Dulce de leche: all you need is a pan and boiling water
Long before we came across the term dulce de leche, Speedy and I had been boiling sweetened condensed milk in its unopened can to transform the milk into a thick caramel. We’d spoon the caramel and just eat it like that. So indulgent. So delicious. This was around the time that Sam was a little over a year old and I was pregnant with Alex. Aside from making caramel and it with cream when making fruit salad, we really didn’t have many uses for mixing sweetened condensed milk. In short, I never really learned about the differences in terms of brands. We’ve never been choosy with brands when making caramel in the past and you can just imagine my surprise when, one day, the mixing sweetened condensed milk did not transform into a thick caramel even after two hours of simmering in water.
When I made the salted caramel cake, I mentioned this issue about not being able to make homemade dulce de leche anymore — the milk (we usually buy Alaska) just refused to caramelize! Reader Nina commented that “Alaska is sweetened condensed ‘filled’ milk – made of vegetable oil from coconuts… This maybe the reason you are not getting good results.”
I took Nina’s recommendation, bought two cans of Milkmaid sweetened condensed milk, put them in pot, poured in enough water to fully submerge them then I let the water boil. The moment the water was boiling, I lowered the heat, covered the pot and let the water simmer for an hour and a half. And, voila! Dulce de leche. Thank you, Nina. Thank you indeed.
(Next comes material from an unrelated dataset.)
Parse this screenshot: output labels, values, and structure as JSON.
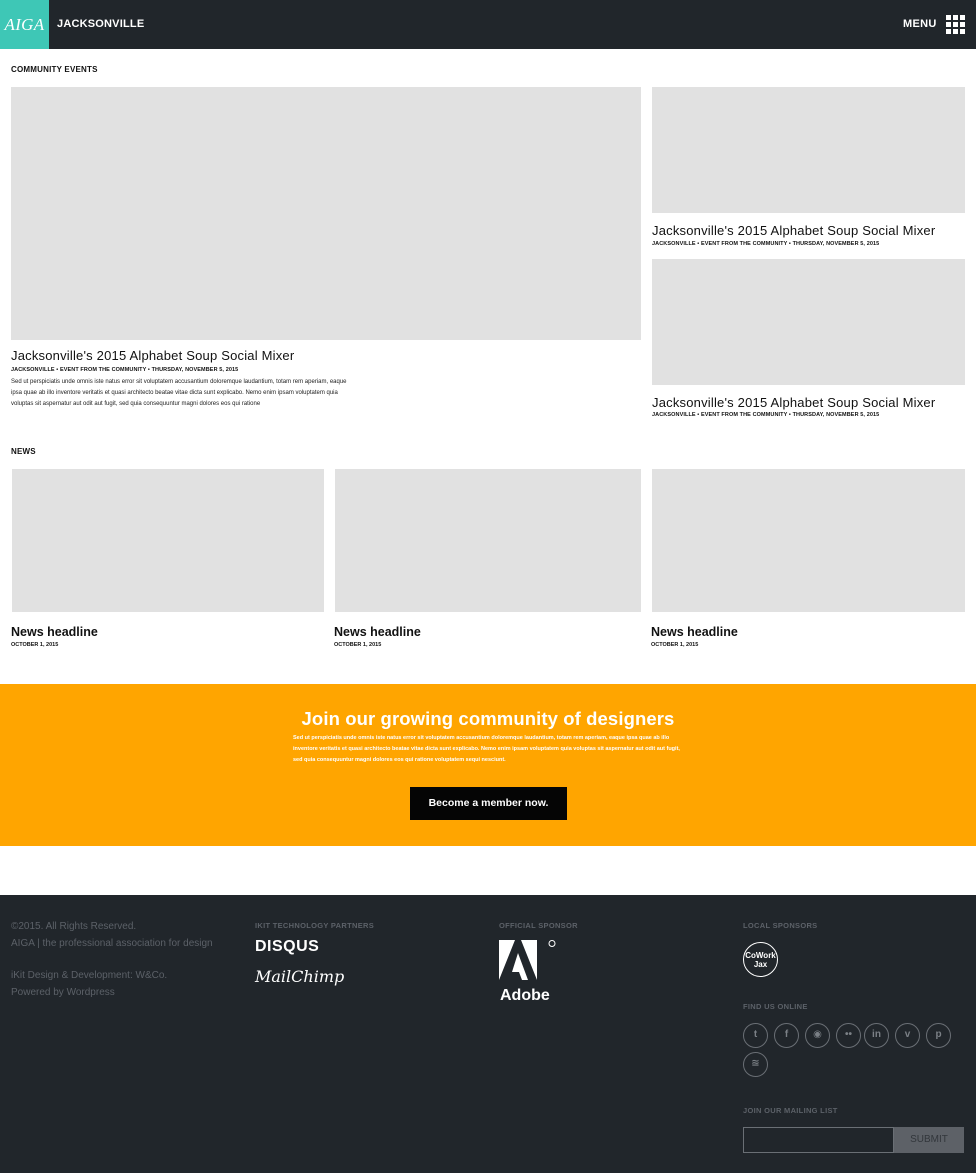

Note that these photos were taken some 24 hours later. After simmering the cans of milk, I removed them from the hot water and let them cool to room temperature. Then, I put them inside the fridge. That’s why the caramel is that thick. If allowed to warm to room temperature, the caramel would be thinner and almost pourable.
Why not enjoy the dulce de leche right after simmering? For one, you’ll burn your hand holding the hot can to open it. Second, the very hot caramel will ooze out once you open the can. Even after letting the can sit on the counter for an hour, for as long as the caramel inside is still quite hot, it will ooze out once the can is punctured. We’ve tried that in the past, those times when we just couldn’t wait, and the result was a mess.
Now, the famous legend that has given dulce de leche the nickname “Dangerous Pudding” when cooked this way. I’m referring to the claims that boiling the unopened can of milk can make it burst and cause a bad kitchen accident and human injuries. The truth is, everyone who has relayed the “danger” to me are people who have never even tried making dulce de leche this way. In fact, I’ve never heard nor read a first hand account of a can of condensed milk exploding while simmering in water.
So, if you want to try and make dulce de leche the easy way, here are a few things to ensure that your dulce de leche making is hazard free:
1. Use a deep pot so that the cans are fully submerged in water. Ideally, the water level should be an inch higher than the cans. And, incidentally, you don’t need to stand the cans upright inside the pot. I put them in sideways so that they can roll and move around during cooking.
2. Use a heavy lid for the pot that fits snugly to avoid as much evaporation as possible. And just in case something goes wrong, a heavy lid can absorb a lot of the impact if the can should explode.
3. Check the water level every twenty minutes or so. Add more water if the water level becomes lower than the height of the cans.
And just how long does the can of milk have to simmer in water before the milk turns to caramel? An hour and a half is fine with me. Some cooks swear by two to three hours. See, the longer the simmering, the thicker the caramel. So, it’s really up to you. As a guide, the dulce de leche in the photos above resulted from an hour and a half of simmering.